━━━━━ Source information ━━━━━

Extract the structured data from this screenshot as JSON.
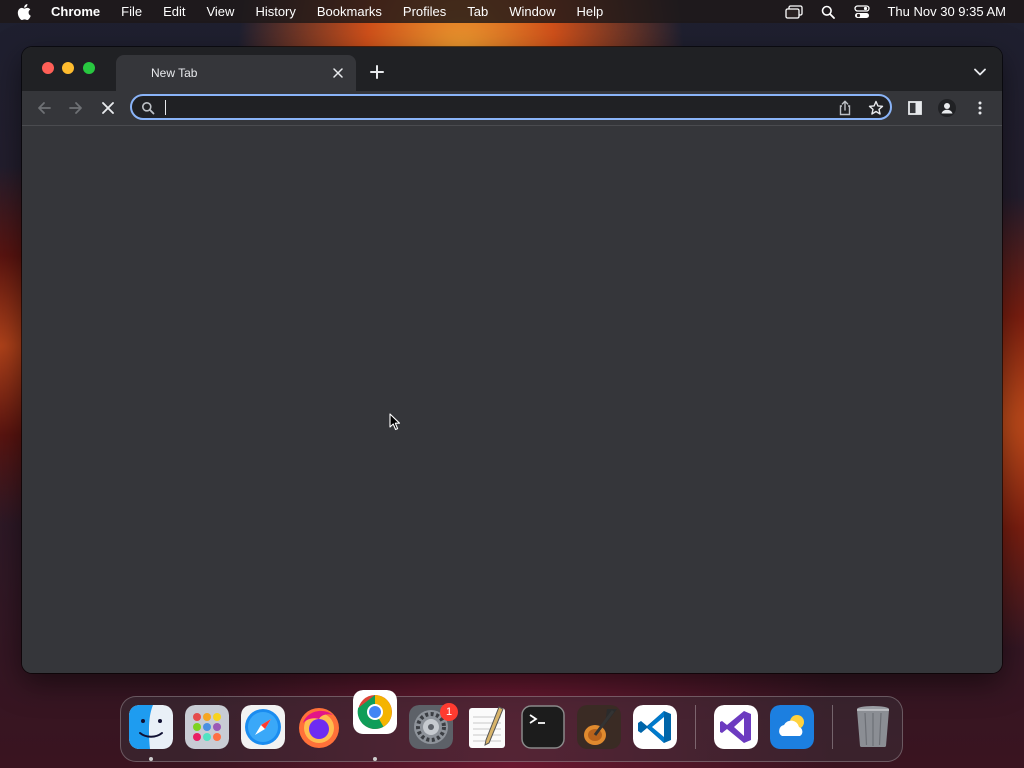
{
  "menubar": {
    "app_name": "Chrome",
    "items": [
      "File",
      "Edit",
      "View",
      "History",
      "Bookmarks",
      "Profiles",
      "Tab",
      "Window",
      "Help"
    ],
    "clock": "Thu Nov 30  9:35 AM",
    "status_icons": [
      "screen-mirroring-icon",
      "spotlight-search-icon",
      "control-center-icon"
    ]
  },
  "browser": {
    "tab": {
      "title": "New Tab"
    },
    "omnibox": {
      "value": "",
      "placeholder": ""
    },
    "accent_color": "#8ab4f8",
    "content_background": "#35363a"
  },
  "dock": {
    "apps": [
      "Finder",
      "Launchpad",
      "Safari",
      "Firefox",
      "Google Chrome",
      "System Settings",
      "TextEdit",
      "Terminal",
      "GarageBand",
      "Visual Studio Code",
      "Visual Studio",
      "Weather",
      "Trash"
    ],
    "settings_badge": "1"
  }
}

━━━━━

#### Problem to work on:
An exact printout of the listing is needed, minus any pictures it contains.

#### Your solution:
Extract the structured data from this screenshot as JSON.
{
  "menubar": {
    "app_name": "Chrome",
    "items": [
      "File",
      "Edit",
      "View",
      "History",
      "Bookmarks",
      "Profiles",
      "Tab",
      "Window",
      "Help"
    ],
    "clock": "Thu Nov 30  9:35 AM",
    "status_icons": [
      "screen-mirroring-icon",
      "spotlight-search-icon",
      "control-center-icon"
    ]
  },
  "browser": {
    "tab": {
      "title": "New Tab"
    },
    "omnibox": {
      "value": "",
      "placeholder": ""
    },
    "accent_color": "#8ab4f8",
    "content_background": "#35363a"
  },
  "dock": {
    "apps": [
      "Finder",
      "Launchpad",
      "Safari",
      "Firefox",
      "Google Chrome",
      "System Settings",
      "TextEdit",
      "Terminal",
      "GarageBand",
      "Visual Studio Code",
      "Visual Studio",
      "Weather",
      "Trash"
    ],
    "settings_badge": "1"
  }
}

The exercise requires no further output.